For nearly 15 years I have been blessed to work as a lawyer in professional sports. From 2000 through 2010, I was a labor attorney for the Major League Baseball Players Association. In November 2010, I started my own consulting practice where I continue to work in sports in various capacities. In addition to working on contract issues and other matters for some of the top agents and players in Major League Baseball, I have also assisted the National Hockey League Players’ Association in grievance arbitration and salary arbitration and have worked on a number of high profile sports-related projects. I count myself fortunate for all of the opportunities and experiences that have and continue to come my way. Now, I’d like to help you and others fulfill their dream of building a career in sports.
What follows is the first installment of a five part series of a few tips that I believe will help you be more effective in finding the sports job of your dreams. Without question, working in the sports industry can be extremely exciting and rewarding. It also can be challenging and very competitive. With a little hard work, ingenuity and helpful guidance, you can break into and advance in the sports industry and build a successful career. These tips are designed to help you do just that.
Tip #1 : Expand Your Definition of Sports
When looking to break into the sports industry, it is important to be as expansive in your approach as possible. Nowhere is this more important than in determining what the industry of “sports” truly is. In the United States the tendency is to think of “sports” as the four major professional sports – baseball, football, basketball and hockey. Certainly, MLB, the NFL, NBA and NHL are extremely attractive and lucrative possibilities, but there is far more to sports than these four major leagues.
To begin to expand your definition, think about the games you played as a kid or that young kids play now. Also, think about the games that are played in the Summer and Winter Olympics, and games that you play or watch as an adult. When you do, a broad variety of games will immediately come to mind: soccer, lacrosse, track and field, gymnastics, swimming, volleyball, boxing, tennis, golf, bowling, horseracing, mixed martial arts, NASCAR, poker. We could go on, but you get the idea.
With your list expanding, now think of the levels at which many of these sports are played: professional, collegiate, scholastic, men’s, women’s, national, international. Next, consider the number of leagues or associations that exist under whose banner these games are played.
Now, in addition to the four major professional sports, you have a pretty impressive list – and we did not even mention that among baseball, football, basketball and hockey the games are played year-round by professionals and amateurs, men and women, both here and abroad in an increasing number of leagues and associations.
Take basketball, for example.

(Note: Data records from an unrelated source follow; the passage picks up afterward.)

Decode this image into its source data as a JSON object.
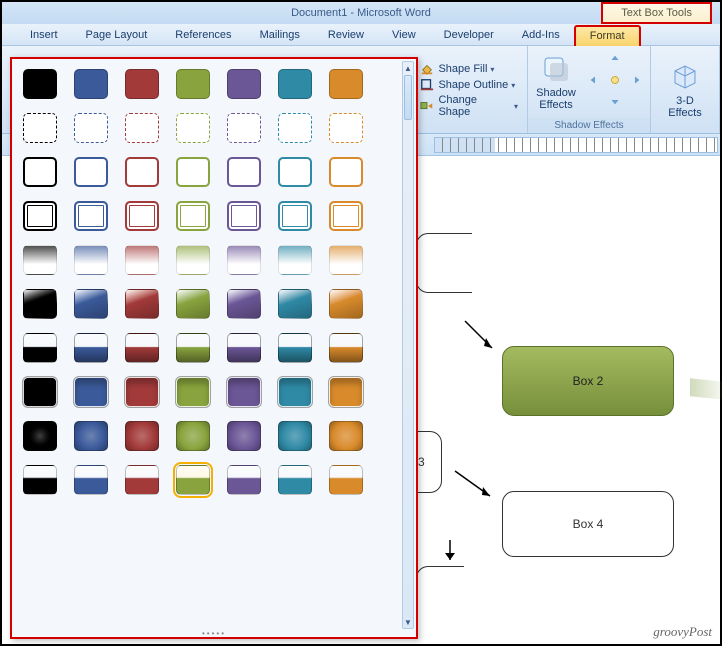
{
  "window": {
    "title": "Document1 - Microsoft Word",
    "contextual_tab": "Text Box Tools"
  },
  "tabs": {
    "insert": "Insert",
    "page_layout": "Page Layout",
    "references": "References",
    "mailings": "Mailings",
    "review": "Review",
    "view": "View",
    "developer": "Developer",
    "addins": "Add-Ins",
    "format": "Format"
  },
  "ribbon": {
    "shape_fill": "Shape Fill",
    "shape_outline": "Shape Outline",
    "change_shape": "Change Shape",
    "shadow_effects": "Shadow\nEffects",
    "threed_effects": "3-D\nEffects",
    "shadow_group": "Shadow Effects"
  },
  "palette": {
    "colors": [
      "#000000",
      "#3b5a9a",
      "#a23a3a",
      "#89a43e",
      "#6b5696",
      "#2f8aa6",
      "#d98b2b"
    ],
    "rows": [
      "solid",
      "dashed",
      "outline",
      "double",
      "grad-light",
      "shiny",
      "glossy-dark",
      "beveled",
      "pillow",
      "glossy-top"
    ],
    "selected": {
      "row": 9,
      "col": 3
    }
  },
  "document": {
    "box2": "Box 2",
    "box4": "Box 4",
    "partial_text": "3"
  },
  "watermark": "groovyPost",
  "chart_data": null
}
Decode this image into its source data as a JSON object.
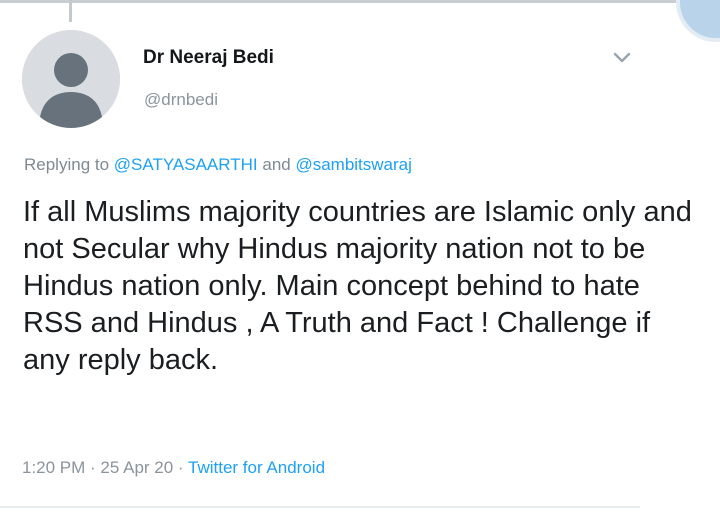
{
  "tweet": {
    "display_name": "Dr Neeraj Bedi",
    "handle": "@drnbedi",
    "replying_prefix": "Replying to ",
    "replying_mention_1": "@SATYASAARTHI",
    "replying_and": " and ",
    "replying_mention_2": "@sambitswaraj",
    "text": "If all Muslims majority countries are Islamic only and not Secular why Hindus majority nation not to be Hindus nation only. Main concept behind to hate RSS and Hindus , A Truth and Fact ! Challenge if any reply back.",
    "time": "1:20 PM",
    "separator_1": " · ",
    "date": "25 Apr 20",
    "separator_2": " · ",
    "source": "Twitter for Android"
  },
  "icons": {
    "avatar": "default-profile-icon",
    "menu": "chevron-down-icon"
  },
  "colors": {
    "link": "#1da1f2",
    "secondary_text": "#8a949c",
    "primary_text": "#14171a"
  }
}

You have the NBA and the WNBA. You also have a host of leagues and conferences at the collegiate level. You have lower level men’s and women’s professional leagues in the U.S., and some high-profile leagues overseas. Within this broad framework, opportunities abound: you can represent players, assist those who do, or you could work for a league, team or conference. You can work in the area of labor relations, marketing, public or community relations, sales, arena management, advanced media and others. And with so many corporations actively involved as sponsors, you can even work in-house for a major corporation and be a member of their sports sponsorship program. Working in “sports” can be as broad as you make it.
So, when looking to enter the sports field, expand your horizons by first expanding your concept of what “sports” really is.
Make sure to look out next week for part two of this series “Be More than a Fan”.
If you have a particular question on your mind that goes beyond the topics covered here, feel free to contact me by e-mail at email@example.com or Tweet me @JeffFannell.